EXERCISE DESCRIPTION
Check every line of the records below for the string "JSON" and copy the ones that have it.

SOURCE MATERIAL
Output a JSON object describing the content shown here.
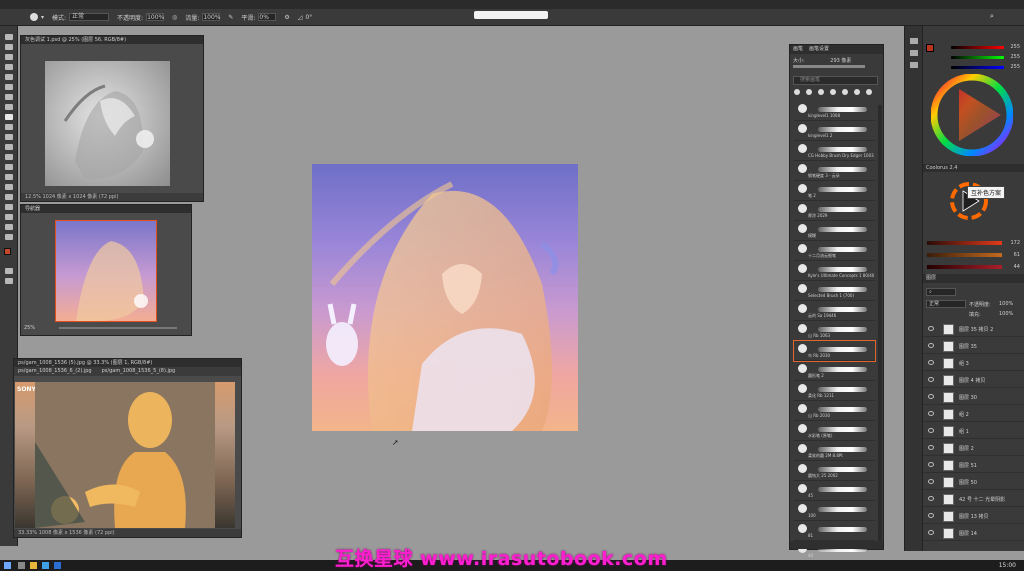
{
  "app": {
    "watermark": "互换星球 www.irasutobook.com",
    "tooltip": "互补色方案"
  },
  "options_bar": {
    "mode_label": "模式:",
    "mode_value": "正常",
    "opacity_label": "不透明度:",
    "opacity_value": "100%",
    "flow_label": "流量:",
    "flow_value": "100%",
    "smooth_label": "平滑:",
    "smooth_value": "0%",
    "angle_value": "0°"
  },
  "windows": {
    "grayscale_title": "灰色调试 1.psd @ 25% (图层 56, RGB/8#)",
    "grayscale_status": "12.5%  1024 像素 x 1024 像素 (72 ppi)",
    "navigator_title": "导航器",
    "navigator_zoom": "25%",
    "reference_title": "ps/gam_1008_1536 (5).jpg @ 33.3% (图层 1, RGB/8#)",
    "reference_tab1": "ps/gam_1008_1536_6_(2).jpg",
    "reference_tab2": "ps/gam_1008_1536_5_(8).jpg",
    "reference_status": "33.33%  1008 像素 x 1536 像素 (72 ppi)",
    "reference_brand": "SONY"
  },
  "brush_panel": {
    "tab1": "画笔",
    "tab2": "画笔设置",
    "size_label": "大小:",
    "size_value": "293 像素",
    "search_placeholder": "搜索画笔",
    "brushes": [
      {
        "label": "kinglevel1 1008"
      },
      {
        "label": "kinglevel1 2"
      },
      {
        "label": "CG Hobby Brush Dry Edger 1003"
      },
      {
        "label": "钢笔硬度 3 - 云朵"
      },
      {
        "label": "笔 2"
      },
      {
        "label": "厚涂 2029"
      },
      {
        "label": "模糊"
      },
      {
        "label": "十二月流云细笔"
      },
      {
        "label": "Kyle's Ultimate Concepts 1 80/40"
      },
      {
        "label": "Selected Brush 1 (700)"
      },
      {
        "label": "云的 Sa 19446"
      },
      {
        "label": "山 Rb 1063"
      },
      {
        "label": "鸟 Rb 2030"
      },
      {
        "label": "圆形笔 2"
      },
      {
        "label": "柔化 Rb 1211"
      },
      {
        "label": "山 Rb 2030"
      },
      {
        "label": "水彩笔 (原笔)"
      },
      {
        "label": "柔软的圆 2M 8.8Pt"
      },
      {
        "label": "圆钝大 25 2002"
      },
      {
        "label": "45"
      },
      {
        "label": "100"
      },
      {
        "label": "81"
      },
      {
        "label": "40"
      }
    ]
  },
  "right_panel": {
    "channel_r": "255",
    "channel_g": "255",
    "channel_b": "255",
    "color_values": [
      "172",
      "61",
      "44"
    ],
    "harmony_label": "Coolorus 2.4",
    "layers_tab": "图层",
    "blend_mode": "正常",
    "opacity_label": "不透明度:",
    "opacity_value": "100%",
    "fill_label": "填充:",
    "fill_value": "100%",
    "layers": [
      {
        "name": "图层 35 拷贝 2"
      },
      {
        "name": "图层 35"
      },
      {
        "name": "组 3"
      },
      {
        "name": "图层 4 拷贝"
      },
      {
        "name": "图层 30"
      },
      {
        "name": "组 2"
      },
      {
        "name": "组 1"
      },
      {
        "name": "图层 2"
      },
      {
        "name": "图层 51"
      },
      {
        "name": "图层 50"
      },
      {
        "name": "42 号 十二 光晕阴影"
      },
      {
        "name": "图层 13 拷贝"
      },
      {
        "name": "图层 14"
      }
    ]
  },
  "taskbar": {
    "clock": "15:00"
  }
}
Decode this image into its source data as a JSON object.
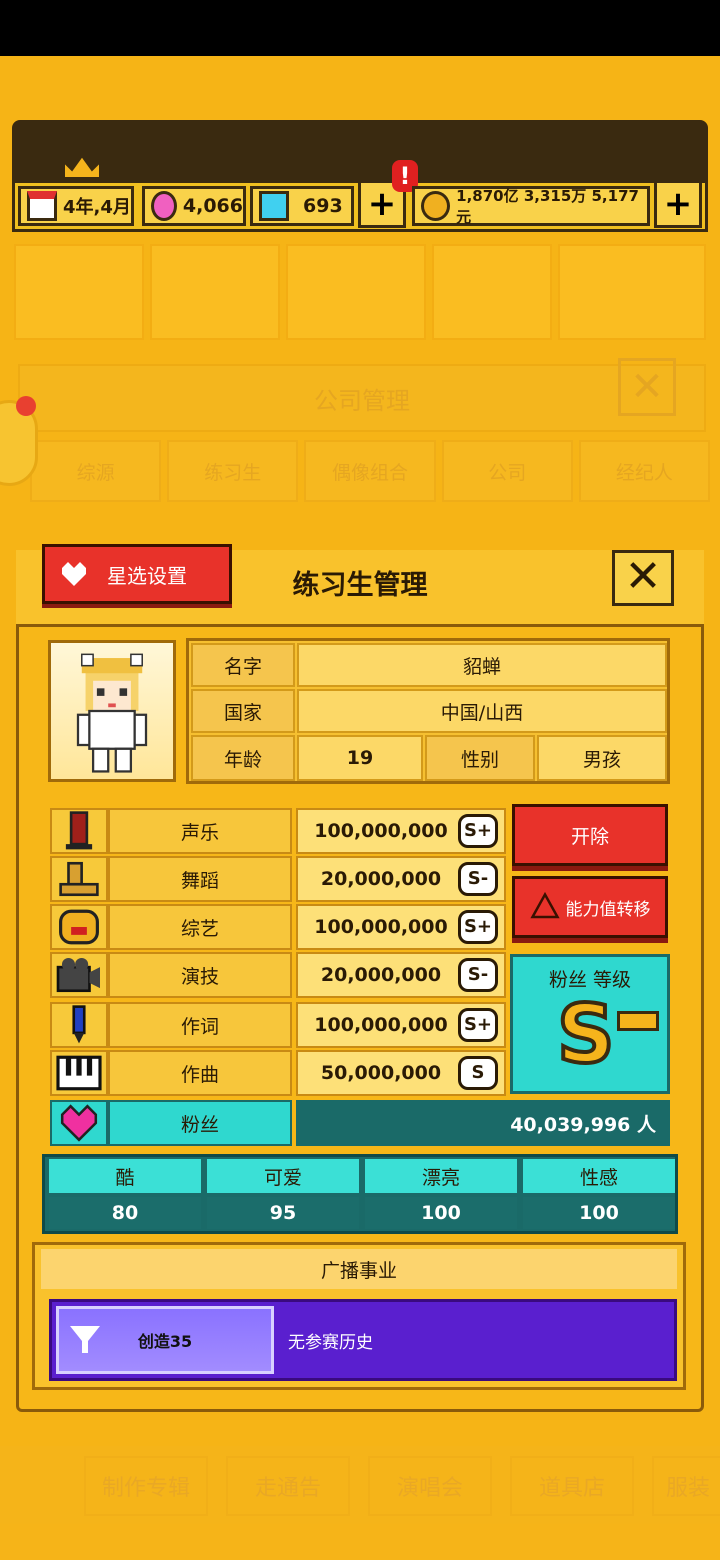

OUTPUT FOR THIS EXERCISE
Output a JSON object describing the content shown here.
Decode this image into its source data as a JSON object.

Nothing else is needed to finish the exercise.